▶ **What is expected**
Each entry is to be restated word for word, with nothing omitted.

Website and app data records

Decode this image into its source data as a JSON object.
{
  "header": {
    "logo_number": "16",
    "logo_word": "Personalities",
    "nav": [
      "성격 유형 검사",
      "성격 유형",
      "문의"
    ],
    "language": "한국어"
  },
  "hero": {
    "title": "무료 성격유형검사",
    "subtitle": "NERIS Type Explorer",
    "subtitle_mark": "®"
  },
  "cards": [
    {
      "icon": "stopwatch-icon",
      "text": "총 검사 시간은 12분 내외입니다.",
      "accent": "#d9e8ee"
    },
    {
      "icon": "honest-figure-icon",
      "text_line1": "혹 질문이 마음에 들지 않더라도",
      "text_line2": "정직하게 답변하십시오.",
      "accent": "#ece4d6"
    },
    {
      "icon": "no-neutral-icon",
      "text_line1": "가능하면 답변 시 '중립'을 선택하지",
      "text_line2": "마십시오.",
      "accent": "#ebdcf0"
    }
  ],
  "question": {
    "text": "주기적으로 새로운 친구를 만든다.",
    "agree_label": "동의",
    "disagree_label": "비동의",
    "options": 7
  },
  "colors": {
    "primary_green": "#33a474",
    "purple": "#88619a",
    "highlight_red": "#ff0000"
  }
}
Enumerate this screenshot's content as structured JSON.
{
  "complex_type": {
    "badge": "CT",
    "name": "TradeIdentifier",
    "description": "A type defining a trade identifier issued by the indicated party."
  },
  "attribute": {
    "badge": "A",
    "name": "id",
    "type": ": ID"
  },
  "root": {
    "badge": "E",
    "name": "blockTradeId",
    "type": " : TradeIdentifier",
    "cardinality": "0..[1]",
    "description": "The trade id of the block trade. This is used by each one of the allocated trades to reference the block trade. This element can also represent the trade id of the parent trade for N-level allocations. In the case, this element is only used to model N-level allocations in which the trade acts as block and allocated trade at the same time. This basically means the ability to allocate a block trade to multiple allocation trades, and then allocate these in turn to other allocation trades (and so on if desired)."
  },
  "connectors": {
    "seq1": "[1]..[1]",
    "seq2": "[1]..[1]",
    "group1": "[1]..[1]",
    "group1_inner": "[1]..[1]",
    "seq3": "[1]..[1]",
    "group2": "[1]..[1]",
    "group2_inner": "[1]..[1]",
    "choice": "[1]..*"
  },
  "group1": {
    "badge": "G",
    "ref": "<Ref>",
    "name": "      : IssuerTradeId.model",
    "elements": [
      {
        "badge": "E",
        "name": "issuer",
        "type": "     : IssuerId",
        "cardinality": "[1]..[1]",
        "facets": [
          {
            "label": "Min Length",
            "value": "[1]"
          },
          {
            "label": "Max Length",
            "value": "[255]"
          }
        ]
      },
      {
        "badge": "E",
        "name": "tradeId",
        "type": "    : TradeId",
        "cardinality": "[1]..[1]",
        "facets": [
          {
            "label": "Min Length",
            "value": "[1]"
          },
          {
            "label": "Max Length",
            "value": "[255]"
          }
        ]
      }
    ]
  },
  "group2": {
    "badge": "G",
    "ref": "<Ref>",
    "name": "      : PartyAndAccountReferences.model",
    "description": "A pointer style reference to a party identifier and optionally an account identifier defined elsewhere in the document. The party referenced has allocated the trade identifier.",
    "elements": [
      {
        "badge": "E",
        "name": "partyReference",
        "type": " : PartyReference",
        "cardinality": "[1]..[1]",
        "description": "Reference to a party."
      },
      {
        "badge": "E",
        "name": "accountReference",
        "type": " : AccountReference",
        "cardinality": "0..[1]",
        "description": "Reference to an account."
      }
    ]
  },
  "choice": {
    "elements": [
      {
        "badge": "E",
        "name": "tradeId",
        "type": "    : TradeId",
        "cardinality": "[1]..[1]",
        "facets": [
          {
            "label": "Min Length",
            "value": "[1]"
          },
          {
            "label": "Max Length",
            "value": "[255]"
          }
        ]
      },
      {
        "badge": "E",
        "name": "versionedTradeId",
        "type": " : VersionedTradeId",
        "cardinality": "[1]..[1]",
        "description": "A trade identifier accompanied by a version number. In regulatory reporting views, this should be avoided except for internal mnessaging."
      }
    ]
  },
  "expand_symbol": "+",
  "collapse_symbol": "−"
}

▶ **Exercise result**
Decode this image into its source data as a JSON object.
{
  "header": {
    "logo_number": "16",
    "logo_word": "Personalities",
    "nav": [
      "성격 유형 검사",
      "성격 유형",
      "문의"
    ],
    "language": "한국어"
  },
  "hero": {
    "title": "무료 성격유형검사",
    "subtitle": "NERIS Type Explorer",
    "subtitle_mark": "®"
  },
  "cards": [
    {
      "icon": "stopwatch-icon",
      "text": "총 검사 시간은 12분 내외입니다.",
      "accent": "#d9e8ee"
    },
    {
      "icon": "honest-figure-icon",
      "text_line1": "혹 질문이 마음에 들지 않더라도",
      "text_line2": "정직하게 답변하십시오.",
      "accent": "#ece4d6"
    },
    {
      "icon": "no-neutral-icon",
      "text_line1": "가능하면 답변 시 '중립'을 선택하지",
      "text_line2": "마십시오.",
      "accent": "#ebdcf0"
    }
  ],
  "question": {
    "text": "주기적으로 새로운 친구를 만든다.",
    "agree_label": "동의",
    "disagree_label": "비동의",
    "options": 7
  },
  "colors": {
    "primary_green": "#33a474",
    "purple": "#88619a",
    "highlight_red": "#ff0000"
  }
}
Enumerate this screenshot's content as structured JSON.
{
  "complex_type": {
    "badge": "CT",
    "name": "TradeIdentifier",
    "description": "A type defining a trade identifier issued by the indicated party."
  },
  "attribute": {
    "badge": "A",
    "name": "id",
    "type": ": ID"
  },
  "root": {
    "badge": "E",
    "name": "blockTradeId",
    "type": " : TradeIdentifier",
    "cardinality": "0..[1]",
    "description": "The trade id of the block trade. This is used by each one of the allocated trades to reference the block trade. This element can also represent the trade id of the parent trade for N-level allocations. In the case, this element is only used to model N-level allocations in which the trade acts as block and allocated trade at the same time. This basically means the ability to allocate a block trade to multiple allocation trades, and then allocate these in turn to other allocation trades (and so on if desired)."
  },
  "connectors": {
    "seq1": "[1]..[1]",
    "seq2": "[1]..[1]",
    "group1": "[1]..[1]",
    "group1_inner": "[1]..[1]",
    "seq3": "[1]..[1]",
    "group2": "[1]..[1]",
    "group2_inner": "[1]..[1]",
    "choice": "[1]..*"
  },
  "group1": {
    "badge": "G",
    "ref": "<Ref>",
    "name": "      : IssuerTradeId.model",
    "elements": [
      {
        "badge": "E",
        "name": "issuer",
        "type": "     : IssuerId",
        "cardinality": "[1]..[1]",
        "facets": [
          {
            "label": "Min Length",
            "value": "[1]"
          },
          {
            "label": "Max Length",
            "value": "[255]"
          }
        ]
      },
      {
        "badge": "E",
        "name": "tradeId",
        "type": "    : TradeId",
        "cardinality": "[1]..[1]",
        "facets": [
          {
            "label": "Min Length",
            "value": "[1]"
          },
          {
            "label": "Max Length",
            "value": "[255]"
          }
        ]
      }
    ]
  },
  "group2": {
    "badge": "G",
    "ref": "<Ref>",
    "name": "      : PartyAndAccountReferences.model",
    "description": "A pointer style reference to a party identifier and optionally an account identifier defined elsewhere in the document. The party referenced has allocated the trade identifier.",
    "elements": [
      {
        "badge": "E",
        "name": "partyReference",
        "type": " : PartyReference",
        "cardinality": "[1]..[1]",
        "description": "Reference to a party."
      },
      {
        "badge": "E",
        "name": "accountReference",
        "type": " : AccountReference",
        "cardinality": "0..[1]",
        "description": "Reference to an account."
      }
    ]
  },
  "choice": {
    "elements": [
      {
        "badge": "E",
        "name": "tradeId",
        "type": "    : TradeId",
        "cardinality": "[1]..[1]",
        "facets": [
          {
            "label": "Min Length",
            "value": "[1]"
          },
          {
            "label": "Max Length",
            "value": "[255]"
          }
        ]
      },
      {
        "badge": "E",
        "name": "versionedTradeId",
        "type": " : VersionedTradeId",
        "cardinality": "[1]..[1]",
        "description": "A trade identifier accompanied by a version number. In regulatory reporting views, this should be avoided except for internal mnessaging."
      }
    ]
  },
  "expand_symbol": "+",
  "collapse_symbol": "−"
}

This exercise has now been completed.